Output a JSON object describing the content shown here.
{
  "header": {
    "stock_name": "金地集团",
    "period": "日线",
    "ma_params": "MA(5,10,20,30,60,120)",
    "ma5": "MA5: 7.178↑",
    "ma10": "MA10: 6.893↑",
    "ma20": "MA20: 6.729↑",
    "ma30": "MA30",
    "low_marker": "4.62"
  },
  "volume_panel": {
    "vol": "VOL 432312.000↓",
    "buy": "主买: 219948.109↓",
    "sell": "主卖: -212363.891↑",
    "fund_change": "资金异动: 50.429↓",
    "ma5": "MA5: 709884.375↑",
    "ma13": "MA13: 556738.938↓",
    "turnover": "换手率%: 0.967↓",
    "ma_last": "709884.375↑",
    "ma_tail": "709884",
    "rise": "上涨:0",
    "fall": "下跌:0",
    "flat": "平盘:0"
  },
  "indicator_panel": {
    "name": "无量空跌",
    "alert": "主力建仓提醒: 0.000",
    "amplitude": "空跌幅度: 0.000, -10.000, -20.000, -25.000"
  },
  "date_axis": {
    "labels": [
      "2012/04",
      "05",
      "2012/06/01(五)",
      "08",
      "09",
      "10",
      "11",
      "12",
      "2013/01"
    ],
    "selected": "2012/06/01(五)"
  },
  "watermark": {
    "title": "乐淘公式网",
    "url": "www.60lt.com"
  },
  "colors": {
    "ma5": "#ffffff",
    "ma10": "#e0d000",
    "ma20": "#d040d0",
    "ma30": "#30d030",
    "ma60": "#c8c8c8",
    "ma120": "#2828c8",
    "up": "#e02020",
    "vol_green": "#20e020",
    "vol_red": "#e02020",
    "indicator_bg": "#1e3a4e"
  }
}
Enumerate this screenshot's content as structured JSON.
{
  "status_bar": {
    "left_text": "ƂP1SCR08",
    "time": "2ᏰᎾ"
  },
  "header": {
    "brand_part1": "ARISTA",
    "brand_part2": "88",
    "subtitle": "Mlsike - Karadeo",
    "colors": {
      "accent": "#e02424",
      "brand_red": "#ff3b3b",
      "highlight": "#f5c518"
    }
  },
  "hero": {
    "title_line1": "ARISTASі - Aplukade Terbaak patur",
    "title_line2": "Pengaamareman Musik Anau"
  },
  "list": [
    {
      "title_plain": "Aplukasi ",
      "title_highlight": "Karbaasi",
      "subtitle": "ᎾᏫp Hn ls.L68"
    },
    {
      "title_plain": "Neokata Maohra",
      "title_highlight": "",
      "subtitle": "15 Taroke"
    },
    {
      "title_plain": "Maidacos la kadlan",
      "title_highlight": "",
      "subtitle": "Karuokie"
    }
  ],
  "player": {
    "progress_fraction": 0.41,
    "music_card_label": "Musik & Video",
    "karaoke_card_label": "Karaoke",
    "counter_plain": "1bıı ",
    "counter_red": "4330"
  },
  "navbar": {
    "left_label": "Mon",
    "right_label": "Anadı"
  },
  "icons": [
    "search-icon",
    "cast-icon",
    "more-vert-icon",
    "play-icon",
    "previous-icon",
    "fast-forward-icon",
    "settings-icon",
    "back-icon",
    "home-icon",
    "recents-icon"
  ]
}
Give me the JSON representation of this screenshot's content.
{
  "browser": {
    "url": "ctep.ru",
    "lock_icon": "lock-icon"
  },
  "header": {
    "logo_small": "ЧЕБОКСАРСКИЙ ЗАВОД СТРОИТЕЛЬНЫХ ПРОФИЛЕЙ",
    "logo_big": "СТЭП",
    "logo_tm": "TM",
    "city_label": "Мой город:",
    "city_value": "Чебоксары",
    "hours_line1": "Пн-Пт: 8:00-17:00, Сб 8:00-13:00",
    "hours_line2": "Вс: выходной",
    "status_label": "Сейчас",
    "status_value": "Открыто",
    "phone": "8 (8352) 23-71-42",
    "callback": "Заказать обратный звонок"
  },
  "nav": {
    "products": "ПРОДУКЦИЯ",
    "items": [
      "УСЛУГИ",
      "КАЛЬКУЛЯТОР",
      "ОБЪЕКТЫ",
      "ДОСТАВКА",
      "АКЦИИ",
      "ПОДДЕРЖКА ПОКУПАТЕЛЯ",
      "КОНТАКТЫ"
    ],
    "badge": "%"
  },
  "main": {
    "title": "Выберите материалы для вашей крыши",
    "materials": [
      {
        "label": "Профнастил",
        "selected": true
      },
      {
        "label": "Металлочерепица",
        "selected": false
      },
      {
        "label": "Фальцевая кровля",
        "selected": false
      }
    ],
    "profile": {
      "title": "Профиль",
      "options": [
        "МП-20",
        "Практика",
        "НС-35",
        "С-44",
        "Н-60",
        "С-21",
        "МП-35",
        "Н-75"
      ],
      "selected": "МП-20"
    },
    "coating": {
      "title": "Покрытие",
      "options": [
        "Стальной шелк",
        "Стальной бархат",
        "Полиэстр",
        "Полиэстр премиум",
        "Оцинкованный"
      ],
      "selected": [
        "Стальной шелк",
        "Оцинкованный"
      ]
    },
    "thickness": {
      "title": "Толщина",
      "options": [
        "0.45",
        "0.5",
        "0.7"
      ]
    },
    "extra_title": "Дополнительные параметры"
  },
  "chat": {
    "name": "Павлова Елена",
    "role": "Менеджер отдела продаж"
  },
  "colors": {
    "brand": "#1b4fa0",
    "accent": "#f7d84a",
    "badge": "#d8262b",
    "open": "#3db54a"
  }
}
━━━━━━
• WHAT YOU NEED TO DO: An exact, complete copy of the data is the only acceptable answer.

• YOUR RESPONSE:
Output a JSON object describing the content shown here.
{
  "header": {
    "stock_name": "金地集团",
    "period": "日线",
    "ma_params": "MA(5,10,20,30,60,120)",
    "ma5": "MA5: 7.178↑",
    "ma10": "MA10: 6.893↑",
    "ma20": "MA20: 6.729↑",
    "ma30": "MA30",
    "low_marker": "4.62"
  },
  "volume_panel": {
    "vol": "VOL 432312.000↓",
    "buy": "主买: 219948.109↓",
    "sell": "主卖: -212363.891↑",
    "fund_change": "资金异动: 50.429↓",
    "ma5": "MA5: 709884.375↑",
    "ma13": "MA13: 556738.938↓",
    "turnover": "换手率%: 0.967↓",
    "ma_last": "709884.375↑",
    "ma_tail": "709884",
    "rise": "上涨:0",
    "fall": "下跌:0",
    "flat": "平盘:0"
  },
  "indicator_panel": {
    "name": "无量空跌",
    "alert": "主力建仓提醒: 0.000",
    "amplitude": "空跌幅度: 0.000, -10.000, -20.000, -25.000"
  },
  "date_axis": {
    "labels": [
      "2012/04",
      "05",
      "2012/06/01(五)",
      "08",
      "09",
      "10",
      "11",
      "12",
      "2013/01"
    ],
    "selected": "2012/06/01(五)"
  },
  "watermark": {
    "title": "乐淘公式网",
    "url": "www.60lt.com"
  },
  "colors": {
    "ma5": "#ffffff",
    "ma10": "#e0d000",
    "ma20": "#d040d0",
    "ma30": "#30d030",
    "ma60": "#c8c8c8",
    "ma120": "#2828c8",
    "up": "#e02020",
    "vol_green": "#20e020",
    "vol_red": "#e02020",
    "indicator_bg": "#1e3a4e"
  }
}
Enumerate this screenshot's content as structured JSON.
{
  "status_bar": {
    "left_text": "ƂP1SCR08",
    "time": "2ᏰᎾ"
  },
  "header": {
    "brand_part1": "ARISTA",
    "brand_part2": "88",
    "subtitle": "Mlsike - Karadeo",
    "colors": {
      "accent": "#e02424",
      "brand_red": "#ff3b3b",
      "highlight": "#f5c518"
    }
  },
  "hero": {
    "title_line1": "ARISTASі - Aplukade Terbaak patur",
    "title_line2": "Pengaamareman Musik Anau"
  },
  "list": [
    {
      "title_plain": "Aplukasi ",
      "title_highlight": "Karbaasi",
      "subtitle": "ᎾᏫp Hn ls.L68"
    },
    {
      "title_plain": "Neokata Maohra",
      "title_highlight": "",
      "subtitle": "15 Taroke"
    },
    {
      "title_plain": "Maidacos la kadlan",
      "title_highlight": "",
      "subtitle": "Karuokie"
    }
  ],
  "player": {
    "progress_fraction": 0.41,
    "music_card_label": "Musik & Video",
    "karaoke_card_label": "Karaoke",
    "counter_plain": "1bıı ",
    "counter_red": "4330"
  },
  "navbar": {
    "left_label": "Mon",
    "right_label": "Anadı"
  },
  "icons": [
    "search-icon",
    "cast-icon",
    "more-vert-icon",
    "play-icon",
    "previous-icon",
    "fast-forward-icon",
    "settings-icon",
    "back-icon",
    "home-icon",
    "recents-icon"
  ]
}
Give me the JSON representation of this screenshot's content.
{
  "browser": {
    "url": "ctep.ru",
    "lock_icon": "lock-icon"
  },
  "header": {
    "logo_small": "ЧЕБОКСАРСКИЙ ЗАВОД СТРОИТЕЛЬНЫХ ПРОФИЛЕЙ",
    "logo_big": "СТЭП",
    "logo_tm": "TM",
    "city_label": "Мой город:",
    "city_value": "Чебоксары",
    "hours_line1": "Пн-Пт: 8:00-17:00, Сб 8:00-13:00",
    "hours_line2": "Вс: выходной",
    "status_label": "Сейчас",
    "status_value": "Открыто",
    "phone": "8 (8352) 23-71-42",
    "callback": "Заказать обратный звонок"
  },
  "nav": {
    "products": "ПРОДУКЦИЯ",
    "items": [
      "УСЛУГИ",
      "КАЛЬКУЛЯТОР",
      "ОБЪЕКТЫ",
      "ДОСТАВКА",
      "АКЦИИ",
      "ПОДДЕРЖКА ПОКУПАТЕЛЯ",
      "КОНТАКТЫ"
    ],
    "badge": "%"
  },
  "main": {
    "title": "Выберите материалы для вашей крыши",
    "materials": [
      {
        "label": "Профнастил",
        "selected": true
      },
      {
        "label": "Металлочерепица",
        "selected": false
      },
      {
        "label": "Фальцевая кровля",
        "selected": false
      }
    ],
    "profile": {
      "title": "Профиль",
      "options": [
        "МП-20",
        "Практика",
        "НС-35",
        "С-44",
        "Н-60",
        "С-21",
        "МП-35",
        "Н-75"
      ],
      "selected": "МП-20"
    },
    "coating": {
      "title": "Покрытие",
      "options": [
        "Стальной шелк",
        "Стальной бархат",
        "Полиэстр",
        "Полиэстр премиум",
        "Оцинкованный"
      ],
      "selected": [
        "Стальной шелк",
        "Оцинкованный"
      ]
    },
    "thickness": {
      "title": "Толщина",
      "options": [
        "0.45",
        "0.5",
        "0.7"
      ]
    },
    "extra_title": "Дополнительные параметры"
  },
  "chat": {
    "name": "Павлова Елена",
    "role": "Менеджер отдела продаж"
  },
  "colors": {
    "brand": "#1b4fa0",
    "accent": "#f7d84a",
    "badge": "#d8262b",
    "open": "#3db54a"
  }
}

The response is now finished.